each run, you would have to make it through 9 levels total, fighting bosses interspersed throughout. you would fight your assistant supervisor after the first three levels, your supervisor after the next three, and then the CEO's secretary and the CEO himself consecutively at the end. levels were drawn randomly out of a pool that would've been 15-20 large.

the breaktime cast, featuring: jim (terribly Normal man), blue (the IT girl), holly (the overperformer), adrien (pronounced frenchly), and greg (you know, from greg rpg).
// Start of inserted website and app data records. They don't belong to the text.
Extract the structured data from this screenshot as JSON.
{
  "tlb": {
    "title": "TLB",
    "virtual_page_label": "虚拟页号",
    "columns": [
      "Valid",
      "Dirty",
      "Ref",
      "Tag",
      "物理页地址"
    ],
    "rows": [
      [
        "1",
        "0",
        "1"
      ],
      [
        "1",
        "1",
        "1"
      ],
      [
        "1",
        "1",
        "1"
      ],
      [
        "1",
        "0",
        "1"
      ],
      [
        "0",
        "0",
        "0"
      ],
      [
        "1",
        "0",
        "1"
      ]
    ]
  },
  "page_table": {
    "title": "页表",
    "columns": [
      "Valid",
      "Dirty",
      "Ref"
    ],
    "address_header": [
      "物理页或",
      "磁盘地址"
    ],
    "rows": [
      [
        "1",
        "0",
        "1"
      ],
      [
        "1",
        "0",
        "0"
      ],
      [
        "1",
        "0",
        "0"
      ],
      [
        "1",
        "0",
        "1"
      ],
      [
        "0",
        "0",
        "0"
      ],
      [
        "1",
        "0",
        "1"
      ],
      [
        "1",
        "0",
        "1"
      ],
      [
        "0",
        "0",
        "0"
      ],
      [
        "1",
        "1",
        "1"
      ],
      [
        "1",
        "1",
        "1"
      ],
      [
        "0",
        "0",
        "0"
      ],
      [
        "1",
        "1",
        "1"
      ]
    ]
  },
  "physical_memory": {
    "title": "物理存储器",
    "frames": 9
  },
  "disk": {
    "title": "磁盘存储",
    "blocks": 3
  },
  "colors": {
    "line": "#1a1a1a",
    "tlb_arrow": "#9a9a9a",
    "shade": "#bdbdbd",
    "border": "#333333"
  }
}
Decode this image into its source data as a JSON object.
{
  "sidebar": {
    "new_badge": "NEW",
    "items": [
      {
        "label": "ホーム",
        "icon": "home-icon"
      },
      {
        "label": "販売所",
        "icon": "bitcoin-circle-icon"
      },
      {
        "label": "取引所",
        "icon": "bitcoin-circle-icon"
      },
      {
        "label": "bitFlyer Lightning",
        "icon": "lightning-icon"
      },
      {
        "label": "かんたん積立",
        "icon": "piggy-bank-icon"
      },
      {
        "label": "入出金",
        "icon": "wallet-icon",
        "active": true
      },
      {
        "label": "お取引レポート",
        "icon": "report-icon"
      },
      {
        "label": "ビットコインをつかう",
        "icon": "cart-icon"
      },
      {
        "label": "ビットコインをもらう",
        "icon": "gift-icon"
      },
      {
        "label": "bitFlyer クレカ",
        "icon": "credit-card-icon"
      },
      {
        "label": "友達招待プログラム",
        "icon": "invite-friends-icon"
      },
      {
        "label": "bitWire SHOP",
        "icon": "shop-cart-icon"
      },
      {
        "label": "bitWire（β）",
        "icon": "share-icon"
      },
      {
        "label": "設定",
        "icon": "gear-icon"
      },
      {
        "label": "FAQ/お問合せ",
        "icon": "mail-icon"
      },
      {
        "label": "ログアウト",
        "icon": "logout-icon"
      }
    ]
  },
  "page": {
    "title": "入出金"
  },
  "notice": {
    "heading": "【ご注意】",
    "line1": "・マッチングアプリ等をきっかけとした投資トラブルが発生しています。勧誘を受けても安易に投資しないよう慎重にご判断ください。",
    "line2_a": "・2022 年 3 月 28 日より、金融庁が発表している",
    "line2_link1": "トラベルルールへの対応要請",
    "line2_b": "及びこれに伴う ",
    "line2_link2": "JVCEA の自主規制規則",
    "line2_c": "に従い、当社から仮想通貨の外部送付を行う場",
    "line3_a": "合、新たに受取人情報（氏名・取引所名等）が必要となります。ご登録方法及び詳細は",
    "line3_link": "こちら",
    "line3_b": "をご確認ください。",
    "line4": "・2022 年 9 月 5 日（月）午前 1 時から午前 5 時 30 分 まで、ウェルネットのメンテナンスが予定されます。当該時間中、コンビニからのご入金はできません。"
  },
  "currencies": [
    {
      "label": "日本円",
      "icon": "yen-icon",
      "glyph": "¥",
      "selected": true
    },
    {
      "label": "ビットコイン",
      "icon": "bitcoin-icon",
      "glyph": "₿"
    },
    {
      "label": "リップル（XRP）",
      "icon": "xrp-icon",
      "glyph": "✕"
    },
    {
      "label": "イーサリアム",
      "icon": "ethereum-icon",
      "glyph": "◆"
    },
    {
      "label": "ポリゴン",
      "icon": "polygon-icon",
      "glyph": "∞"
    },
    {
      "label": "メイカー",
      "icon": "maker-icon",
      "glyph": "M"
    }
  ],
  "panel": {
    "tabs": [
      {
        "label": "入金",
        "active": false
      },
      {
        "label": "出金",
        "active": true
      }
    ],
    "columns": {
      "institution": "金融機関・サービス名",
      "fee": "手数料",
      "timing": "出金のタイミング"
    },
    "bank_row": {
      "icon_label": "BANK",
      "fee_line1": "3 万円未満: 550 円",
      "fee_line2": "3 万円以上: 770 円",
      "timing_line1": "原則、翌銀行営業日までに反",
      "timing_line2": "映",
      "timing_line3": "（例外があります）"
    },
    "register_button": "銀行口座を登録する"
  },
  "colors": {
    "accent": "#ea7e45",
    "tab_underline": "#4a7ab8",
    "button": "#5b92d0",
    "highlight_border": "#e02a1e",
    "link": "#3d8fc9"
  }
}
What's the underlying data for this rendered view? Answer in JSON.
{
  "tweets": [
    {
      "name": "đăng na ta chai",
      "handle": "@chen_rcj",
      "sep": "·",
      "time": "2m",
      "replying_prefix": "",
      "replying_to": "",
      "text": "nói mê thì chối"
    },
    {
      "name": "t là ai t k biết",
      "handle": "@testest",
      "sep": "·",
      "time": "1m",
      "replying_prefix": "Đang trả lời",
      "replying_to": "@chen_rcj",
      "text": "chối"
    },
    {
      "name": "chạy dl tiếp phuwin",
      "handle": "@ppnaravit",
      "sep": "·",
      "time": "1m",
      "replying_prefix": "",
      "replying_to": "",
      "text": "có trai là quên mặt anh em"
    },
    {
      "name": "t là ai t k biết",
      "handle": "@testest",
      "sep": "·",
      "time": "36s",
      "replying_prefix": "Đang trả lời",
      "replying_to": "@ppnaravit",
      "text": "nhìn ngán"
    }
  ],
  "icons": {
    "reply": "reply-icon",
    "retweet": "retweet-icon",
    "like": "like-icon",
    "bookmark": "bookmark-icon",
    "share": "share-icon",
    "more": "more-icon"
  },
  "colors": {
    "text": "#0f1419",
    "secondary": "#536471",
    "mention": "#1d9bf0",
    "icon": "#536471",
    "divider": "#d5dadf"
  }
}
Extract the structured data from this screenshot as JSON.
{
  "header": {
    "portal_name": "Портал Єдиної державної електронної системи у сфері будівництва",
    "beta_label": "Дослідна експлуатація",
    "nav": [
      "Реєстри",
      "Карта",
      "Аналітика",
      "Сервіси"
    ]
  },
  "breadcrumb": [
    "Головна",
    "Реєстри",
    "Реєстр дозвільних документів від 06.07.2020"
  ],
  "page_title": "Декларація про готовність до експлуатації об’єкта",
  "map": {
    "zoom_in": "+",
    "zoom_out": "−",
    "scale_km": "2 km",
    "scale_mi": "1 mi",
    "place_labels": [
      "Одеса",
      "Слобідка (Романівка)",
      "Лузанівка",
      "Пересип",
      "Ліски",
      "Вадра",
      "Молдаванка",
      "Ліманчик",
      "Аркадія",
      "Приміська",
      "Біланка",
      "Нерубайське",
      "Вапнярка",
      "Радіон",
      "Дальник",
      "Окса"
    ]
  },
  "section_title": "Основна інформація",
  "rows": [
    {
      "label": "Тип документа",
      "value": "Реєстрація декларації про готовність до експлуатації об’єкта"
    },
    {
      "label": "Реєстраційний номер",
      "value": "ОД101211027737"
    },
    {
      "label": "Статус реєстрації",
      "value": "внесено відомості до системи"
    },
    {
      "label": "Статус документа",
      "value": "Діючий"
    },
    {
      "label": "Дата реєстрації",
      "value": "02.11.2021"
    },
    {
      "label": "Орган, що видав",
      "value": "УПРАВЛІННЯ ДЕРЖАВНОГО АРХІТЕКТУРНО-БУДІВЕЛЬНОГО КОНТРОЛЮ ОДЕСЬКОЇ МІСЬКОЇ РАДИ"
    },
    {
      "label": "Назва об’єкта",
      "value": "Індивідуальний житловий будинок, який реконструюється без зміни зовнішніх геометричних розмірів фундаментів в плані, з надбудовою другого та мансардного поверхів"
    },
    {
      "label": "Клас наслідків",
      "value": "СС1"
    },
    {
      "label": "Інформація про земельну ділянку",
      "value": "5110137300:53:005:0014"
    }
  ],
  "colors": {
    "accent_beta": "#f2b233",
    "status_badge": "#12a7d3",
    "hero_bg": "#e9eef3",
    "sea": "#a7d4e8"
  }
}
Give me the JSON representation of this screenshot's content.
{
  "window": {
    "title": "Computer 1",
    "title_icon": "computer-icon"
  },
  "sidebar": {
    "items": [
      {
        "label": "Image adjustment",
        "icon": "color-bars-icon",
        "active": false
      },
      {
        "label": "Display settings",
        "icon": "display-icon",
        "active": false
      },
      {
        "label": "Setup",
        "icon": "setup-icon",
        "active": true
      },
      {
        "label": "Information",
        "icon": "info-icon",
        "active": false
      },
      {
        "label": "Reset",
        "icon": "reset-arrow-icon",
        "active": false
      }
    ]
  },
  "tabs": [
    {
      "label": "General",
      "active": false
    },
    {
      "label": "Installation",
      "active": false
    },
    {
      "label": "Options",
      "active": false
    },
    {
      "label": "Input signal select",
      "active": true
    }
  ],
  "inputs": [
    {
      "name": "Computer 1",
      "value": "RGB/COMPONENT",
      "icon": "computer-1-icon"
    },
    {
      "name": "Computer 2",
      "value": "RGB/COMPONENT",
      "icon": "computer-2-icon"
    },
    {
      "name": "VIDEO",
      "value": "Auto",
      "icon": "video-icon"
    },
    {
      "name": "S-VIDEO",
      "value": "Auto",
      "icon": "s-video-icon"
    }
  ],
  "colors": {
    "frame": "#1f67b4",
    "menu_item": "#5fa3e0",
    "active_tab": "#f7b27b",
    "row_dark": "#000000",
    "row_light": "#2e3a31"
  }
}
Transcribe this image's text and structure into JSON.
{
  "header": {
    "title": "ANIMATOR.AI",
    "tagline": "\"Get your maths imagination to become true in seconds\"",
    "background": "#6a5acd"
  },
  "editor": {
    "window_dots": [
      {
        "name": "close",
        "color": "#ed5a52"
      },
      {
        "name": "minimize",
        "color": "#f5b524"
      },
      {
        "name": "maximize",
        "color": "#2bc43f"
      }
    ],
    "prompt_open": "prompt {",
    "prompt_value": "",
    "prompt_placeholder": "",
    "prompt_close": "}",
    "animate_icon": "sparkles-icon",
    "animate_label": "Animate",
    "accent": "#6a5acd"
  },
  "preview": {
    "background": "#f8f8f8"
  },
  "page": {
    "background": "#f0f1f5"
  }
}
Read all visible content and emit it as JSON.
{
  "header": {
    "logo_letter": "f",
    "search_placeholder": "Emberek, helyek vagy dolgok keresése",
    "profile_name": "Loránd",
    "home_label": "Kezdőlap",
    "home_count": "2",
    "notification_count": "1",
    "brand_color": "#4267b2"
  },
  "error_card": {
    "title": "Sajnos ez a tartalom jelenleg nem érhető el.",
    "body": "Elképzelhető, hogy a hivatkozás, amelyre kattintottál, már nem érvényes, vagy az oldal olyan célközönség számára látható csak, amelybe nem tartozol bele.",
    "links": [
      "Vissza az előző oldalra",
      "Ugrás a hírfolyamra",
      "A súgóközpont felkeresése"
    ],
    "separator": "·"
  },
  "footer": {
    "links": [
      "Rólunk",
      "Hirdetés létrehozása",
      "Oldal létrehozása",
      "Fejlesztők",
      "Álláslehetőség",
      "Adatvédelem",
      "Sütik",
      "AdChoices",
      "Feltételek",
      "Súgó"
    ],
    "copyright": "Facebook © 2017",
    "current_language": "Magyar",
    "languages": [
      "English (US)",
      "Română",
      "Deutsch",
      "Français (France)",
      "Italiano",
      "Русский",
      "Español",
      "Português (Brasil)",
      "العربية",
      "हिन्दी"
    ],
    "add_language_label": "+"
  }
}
each time you died, you would be sent back to a hub room. the character you played as would be randomized out of a set of 6 (minus the character you played as last, who would not appear in the hub room (cause they died LOL)). there was a half-finished system for delivering things back to the hub room: water (obtained from in-dungeon water dispensers) could be given to a sentient plastic plant for a bonus point of defense for the next run, and it was planned that you could gift coffee to your supervisor to increase your maximum health. also, a "employee of the day" system incentivized you to talk to the other employees for another free defense point.

in retrospect, i don't think this game felt good to play. i dunno. some parts were certainly challenging, but the grid-based movement system didn't allow for a lot of skillful maneuvering. i made a lot of cool music for it though! you can check that out on the tunes page.

to conclude: finishing the game required a lot of effort i wasn't prepared to put in. i have other things i want to do!

cat comic
april 13th, 2023
in development
july 6th, 2023
bad dream
july 6th, 2023
on hold
corkboard game
august 22nd, 2023